You may have heard that a wet, unseasonably cool summer has two benefits – it lets us get through one more season without having to wear shorts, and rain produces the most brilliant foliage come fall.
Summer's not for everyone. But what of this "unseasonable summer means perfect fall" talk? Is it just another way for rain worshippers to revel in everyone else's sad summer? Before we banish our sun-averse friends to a cave from June to August, let's take a look at what exactly happens when leaves change their colors as the seasons change.
We'll start with a little leaf primer. First, what "makes" the fall color of a leaf is present from its formation – every leaf already contains pigments. When we see leaves in the height of summer, their green color comes from production of lots of chlorophyll – that green pigment that allows plants to make food from carbon dioxide and water – resulting from all the sunlight they're getting. As sunlight fades during the fall, chlorophyll production decreases and leaves lose their green [source: Strauss]. Without that green present, the other colors already in the leaves take center stage. Yellow pigment is produced by xanthophyll, orange-red color is caused by carotene and the reddish-purple color comes from the anthocyanin pigment [source: NOAA].
All fun stuff and a great topic of chitchat at autumnal gatherings, but what about the question at hand – is there a predictor for a more brilliant fall, or any way to guess when the leaves will be at their best? The answer is a little bit yes and a little bit no. Summer weather won't do much to influence foliage color. As we said, chlorophyll is still going strong during summer. It's actually the very late-summer, early-autumn weather – September to October, the time when leaves begin to turn anyway – that affects leaves' appearance. What leaves really need for a good display during this time is clear sun in the day, with nights that are a bit chilly – but not freezing. The warm sun provides the sugars needed for pigment production, and the cold makes sure the sugars don't travel far from the leaf [source: U.S. Forest Service].

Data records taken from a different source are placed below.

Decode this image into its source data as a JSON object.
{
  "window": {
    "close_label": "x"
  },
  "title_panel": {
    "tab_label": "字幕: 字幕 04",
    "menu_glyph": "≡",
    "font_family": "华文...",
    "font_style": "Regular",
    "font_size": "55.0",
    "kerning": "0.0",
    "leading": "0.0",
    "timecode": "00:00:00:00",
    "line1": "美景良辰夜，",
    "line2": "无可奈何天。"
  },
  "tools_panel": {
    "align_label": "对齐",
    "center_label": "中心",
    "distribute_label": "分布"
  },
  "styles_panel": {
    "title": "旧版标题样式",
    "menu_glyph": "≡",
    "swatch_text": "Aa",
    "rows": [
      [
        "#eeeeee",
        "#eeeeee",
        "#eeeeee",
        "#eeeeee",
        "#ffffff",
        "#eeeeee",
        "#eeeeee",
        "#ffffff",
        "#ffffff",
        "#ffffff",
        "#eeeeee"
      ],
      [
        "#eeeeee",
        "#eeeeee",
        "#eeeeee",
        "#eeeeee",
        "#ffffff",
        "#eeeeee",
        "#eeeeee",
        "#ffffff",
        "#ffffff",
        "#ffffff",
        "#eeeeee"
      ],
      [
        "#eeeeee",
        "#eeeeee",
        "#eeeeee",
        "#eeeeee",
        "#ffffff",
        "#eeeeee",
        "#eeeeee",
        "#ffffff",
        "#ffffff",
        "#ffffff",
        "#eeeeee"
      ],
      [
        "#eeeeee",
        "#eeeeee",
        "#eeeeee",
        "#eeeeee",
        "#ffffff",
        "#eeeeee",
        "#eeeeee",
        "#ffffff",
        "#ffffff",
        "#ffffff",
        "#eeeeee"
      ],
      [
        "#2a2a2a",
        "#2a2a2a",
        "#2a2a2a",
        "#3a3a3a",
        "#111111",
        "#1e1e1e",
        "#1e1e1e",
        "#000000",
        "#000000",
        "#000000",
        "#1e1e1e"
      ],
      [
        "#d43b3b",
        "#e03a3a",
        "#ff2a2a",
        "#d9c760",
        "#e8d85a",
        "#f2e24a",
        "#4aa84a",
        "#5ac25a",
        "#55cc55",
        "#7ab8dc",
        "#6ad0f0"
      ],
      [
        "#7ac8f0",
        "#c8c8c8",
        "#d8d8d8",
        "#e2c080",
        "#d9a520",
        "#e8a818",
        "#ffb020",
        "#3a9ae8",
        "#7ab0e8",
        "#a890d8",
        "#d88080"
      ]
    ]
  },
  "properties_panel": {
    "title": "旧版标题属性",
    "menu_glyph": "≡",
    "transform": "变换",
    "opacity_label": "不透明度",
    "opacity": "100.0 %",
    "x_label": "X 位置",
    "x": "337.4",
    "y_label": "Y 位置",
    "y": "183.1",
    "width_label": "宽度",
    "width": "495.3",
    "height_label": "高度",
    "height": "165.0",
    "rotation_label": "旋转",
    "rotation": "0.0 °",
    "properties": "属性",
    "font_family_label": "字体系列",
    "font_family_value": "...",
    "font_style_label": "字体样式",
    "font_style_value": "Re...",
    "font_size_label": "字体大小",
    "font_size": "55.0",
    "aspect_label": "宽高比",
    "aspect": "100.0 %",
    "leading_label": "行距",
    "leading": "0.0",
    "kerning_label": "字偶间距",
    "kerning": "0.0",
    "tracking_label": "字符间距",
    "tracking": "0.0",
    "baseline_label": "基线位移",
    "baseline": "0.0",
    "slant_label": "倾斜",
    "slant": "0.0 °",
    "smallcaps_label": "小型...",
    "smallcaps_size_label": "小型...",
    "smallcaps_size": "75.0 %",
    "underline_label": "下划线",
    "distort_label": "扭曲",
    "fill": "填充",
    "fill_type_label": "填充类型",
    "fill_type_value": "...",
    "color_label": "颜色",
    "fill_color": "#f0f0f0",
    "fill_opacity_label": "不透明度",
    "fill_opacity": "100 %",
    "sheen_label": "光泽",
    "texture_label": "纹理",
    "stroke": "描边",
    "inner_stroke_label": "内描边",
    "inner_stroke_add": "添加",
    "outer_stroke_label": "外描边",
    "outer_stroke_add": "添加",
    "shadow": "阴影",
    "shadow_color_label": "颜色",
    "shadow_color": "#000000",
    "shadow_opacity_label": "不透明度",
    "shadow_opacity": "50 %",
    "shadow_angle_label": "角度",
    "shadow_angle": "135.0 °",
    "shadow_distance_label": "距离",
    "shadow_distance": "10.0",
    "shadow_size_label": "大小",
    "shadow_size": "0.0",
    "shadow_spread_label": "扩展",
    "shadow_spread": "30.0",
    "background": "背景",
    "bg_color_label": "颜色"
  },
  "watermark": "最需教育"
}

Further, it's not rain that determines whether leaves are vividly colored. In fact, in some ways a wet summer would be detrimental to fall leaves – heavy rain or wind could knock leaves off before they have a chance to turn. However, a wet fall with lots of rain and overcast skies could mean the red leaves are less brightly colored. That's because without bright sunlight, the trees make less sugar, so there's no excess sugar around to form those bright pigments [source: U.S. Forest Service].